Rock and sediments

Our methods are capable of analysing a full range of rock materials, igneous, metamorphic or sedimentary, including mineralised material. We can adapt our procedures for pure and applied geochemical applications. We are active participants in the GeoPT scheme.

Heavy minerals

Correlation and provenance of geological materials can be achieved through several techniques. A common and popular approach is by the analysis of heavy minerals (density > 2.85 g/cm3). Traditionally this would involve the counting and identification of different mineral species using a petrological microscope, which is time consuming and costly; geochemical analysis of heavy minerals by inductively coupled plasma-atomic emission spectroscopy (ICP-AES) offers a faster and cheaper alternative. The ICP-AES approach establishes the relative or absolute abundance of key elements linked with specific heavy minerals: apatite, chrome spinel, monazite, titanium oxides (rutile, titanite, anatase etc.) and zircon.
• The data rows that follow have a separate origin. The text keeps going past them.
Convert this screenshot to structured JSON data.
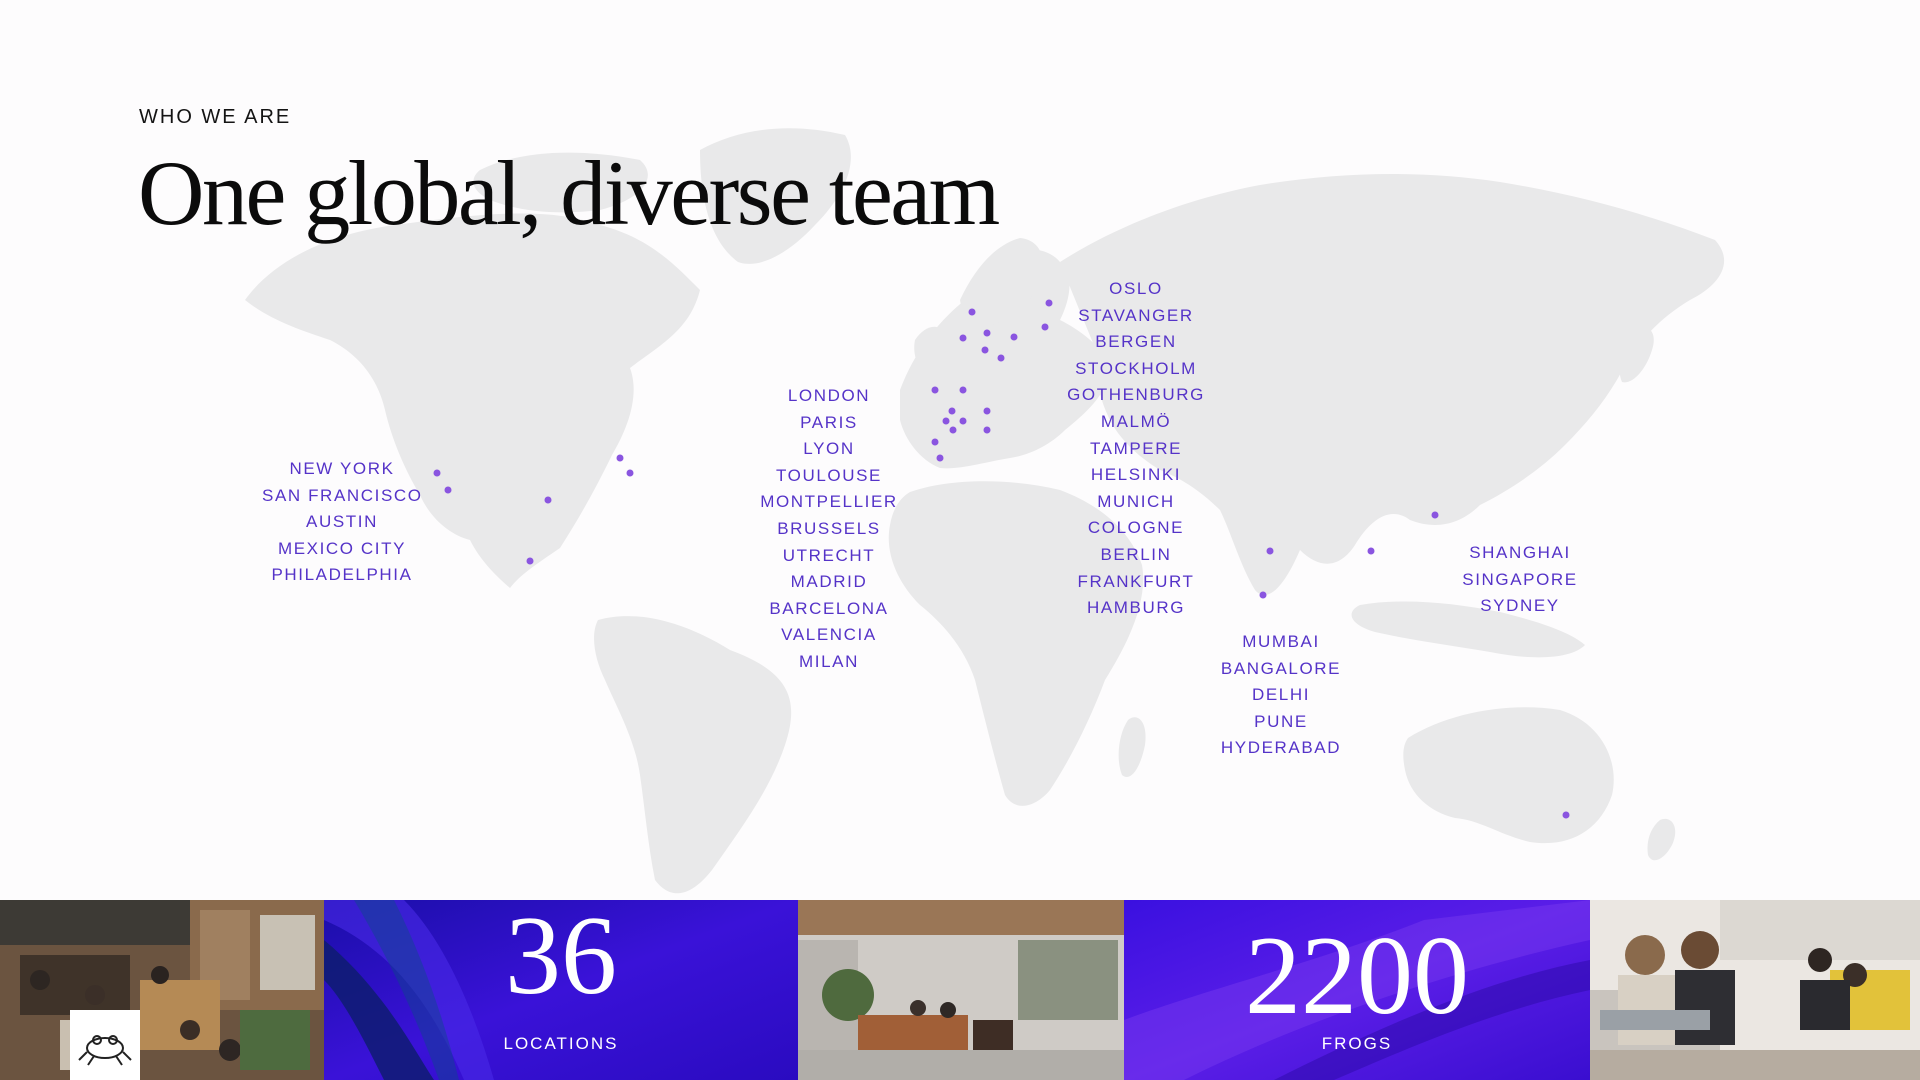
{
  "header": {
    "eyebrow": "WHO WE ARE",
    "title": "One global, diverse team"
  },
  "cities": {
    "americas": [
      "NEW YORK",
      "SAN FRANCISCO",
      "AUSTIN",
      "MEXICO CITY",
      "PHILADELPHIA"
    ],
    "west_europe": [
      "LONDON",
      "PARIS",
      "LYON",
      "TOULOUSE",
      "MONTPELLIER",
      "BRUSSELS",
      "UTRECHT",
      "MADRID",
      "BARCELONA",
      "VALENCIA",
      "MILAN"
    ],
    "north_europe": [
      "OSLO",
      "STAVANGER",
      "BERGEN",
      "STOCKHOLM",
      "GOTHENBURG",
      "MALMÖ",
      "TAMPERE",
      "HELSINKI",
      "MUNICH",
      "COLOGNE",
      "BERLIN",
      "FRANKFURT",
      "HAMBURG"
    ],
    "india": [
      "MUMBAI",
      "BANGALORE",
      "DELHI",
      "PUNE",
      "HYDERABAD"
    ],
    "asia_pacific": [
      "SHANGHAI",
      "SINGAPORE",
      "SYDNEY"
    ]
  },
  "stats": {
    "locations": {
      "value": "36",
      "label": "LOCATIONS"
    },
    "frogs": {
      "value": "2200",
      "label": "FROGS"
    }
  },
  "colors": {
    "accent": "#5533c8",
    "dot": "#8a55e0",
    "map_land": "#e9e9ea",
    "stat_panel": "#3a12d8"
  },
  "icons": {
    "logo": "frog-logo-icon",
    "marker": "location-dot-icon"
  }
}
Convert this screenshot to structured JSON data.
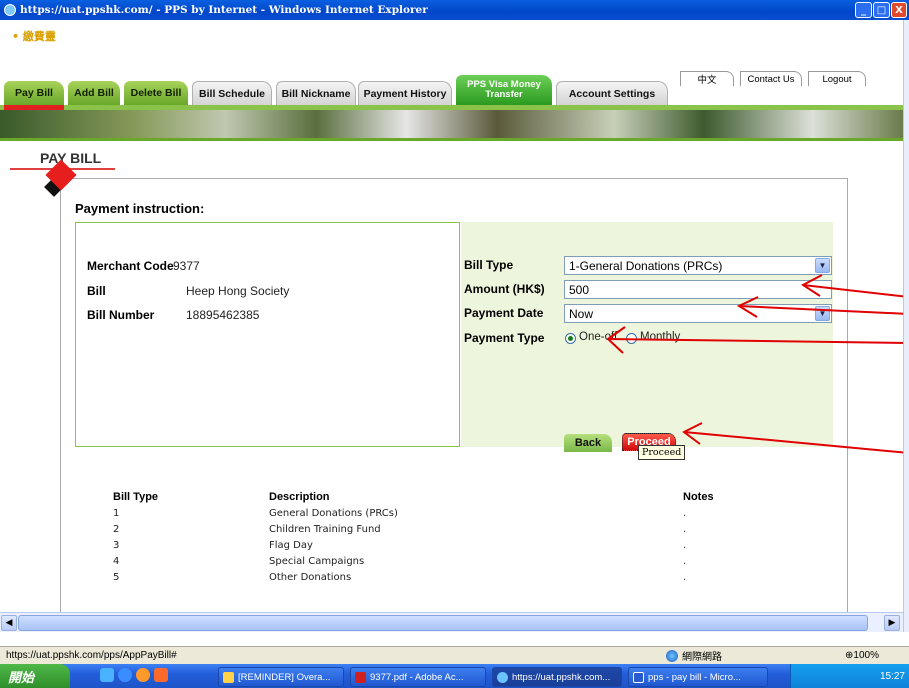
{
  "window": {
    "title": "https://uat.ppshk.com/ - PPS by Internet - Windows Internet Explorer",
    "min": "_",
    "max": "□",
    "close": "X"
  },
  "logo_text": "• 繳費靈",
  "top_links": [
    "中文",
    "Contact Us",
    "Logout"
  ],
  "tabs": [
    "Pay Bill",
    "Add Bill",
    "Delete Bill",
    "Bill Schedule",
    "Bill Nickname",
    "Payment History",
    "PPS Visa Money Transfer",
    "Account Settings"
  ],
  "page_title": "PAY BILL",
  "instruction_title": "Payment instruction:",
  "left": {
    "merchant_label": "Merchant Code",
    "merchant_value": "9377",
    "bill_label": "Bill",
    "bill_value": "Heep Hong Society",
    "billno_label": "Bill Number",
    "billno_value": "18895462385"
  },
  "right": {
    "bill_type_label": "Bill Type",
    "bill_type_value": "1-General Donations (PRCs)",
    "amount_label": "Amount (HK$)",
    "amount_value": "500",
    "date_label": "Payment Date",
    "date_value": "Now",
    "ptype_label": "Payment Type",
    "ptype_oneoff": "One-off",
    "ptype_monthly": "Monthly"
  },
  "buttons": {
    "back": "Back",
    "proceed": "Proceed",
    "tooltip": "Proceed"
  },
  "bill_table": {
    "headers": [
      "Bill Type",
      "Description",
      "Notes"
    ],
    "rows": [
      [
        "1",
        "General Donations (PRCs)",
        "."
      ],
      [
        "2",
        "Children Training Fund",
        "."
      ],
      [
        "3",
        "Flag Day",
        "."
      ],
      [
        "4",
        "Special Campaigns",
        "."
      ],
      [
        "5",
        "Other Donations",
        "."
      ]
    ]
  },
  "status": {
    "url": "https://uat.ppshk.com/pps/AppPayBill#",
    "zone": "網際網路",
    "zoom": "⊕100%"
  },
  "taskbar": {
    "start": "開始",
    "tasks": [
      "[REMINDER] Overa...",
      "9377.pdf - Adobe Ac...",
      "https://uat.ppshk.com...",
      "pps - pay bill - Micro..."
    ],
    "clock": "15:27"
  },
  "colors": {
    "accent_green": "#8bc34a",
    "proceed_red": "#e02020",
    "annotation_red": "#e00000"
  }
}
Whilst this technique lacks the sensitivity of traditional optical counting using a petrological microscope, it does provide unique mineral-chemical signatures, broad trends in major cation groups and the quantification of specific rare earth elements (REE).

Classification of sediments and their associated source(s) are constructed through the comparison of the geochemistry associated with ultrastable heavy minerals and unstable heavy minerals. Heavy minerals are concentrated using a typical 'sink float' heavy media separation using lithium-heterotungstate adjusted to a specific gravity of 2.85 g/cm3. Analysis is focussed on the 63–125 µm sand fraction. Samples for geochemistry are flash-fused using a lithium-metaborate flux and analysed using a Perkin Elmer 7300 DV ICP-AES for a suite of major, minor and trace elements.

Core profiling and in-situ analyses

Stratigraphic analysis is done using handheld X-ray fluoresence (HH-XRF) to analyse drill core to identify sedimentary cycles. We also carry out in situ analyses of building stones.

Trace and major elements capability

The facility has two inductively coupled plasma mass spectrometry (ICP-MS) instruments, one Agilent 7500 (UKAS accredited for aqueous samples to ISO 17025) and a Spectro Array ICP-MS.

We have capability for:

  • high throughput survey scale analyses of 55 elements, plus iodine using a TMAH matrix
  • low volume analyses (< 5ml, including IC, pH/Alk, NPOC)
  • elemental speciation of arsenic, chromium and selenium using high performance liquid chromatography ICP-MS
  • isotope ratio analyses for uranium (e.g. DU) and lead (provenancing)

In addition, we have one inductively coupled plasma atomic emission spectroscopy (ICP-AES) instrument for high total dissolved solids solutions.

Gamma emitting isotopes capability

Natural daughter products from uranium and thorium decay, such as 210Pb, may be used as environmental tracers. Occasionally anthropogenic processes such as oil or gas extraction may pre-concentrate these to hazardous levels i.e. radium in barium sulphate-rich brines. Some of these may be measured using our Canberra Broad Energy germanium gamma spectrometers.

Certain artificial isotopes may be found in our environment or industrial processes due to past nuclear releases i.e. 137Cs from atmospheric bomb tests or 60Co from steel irradiation. Some of these may be measured using our Canberra Broad Energy germanium gamma spectrometers.


Please contact Michael Watts, Charles Gowing or Simon Chenery for further information.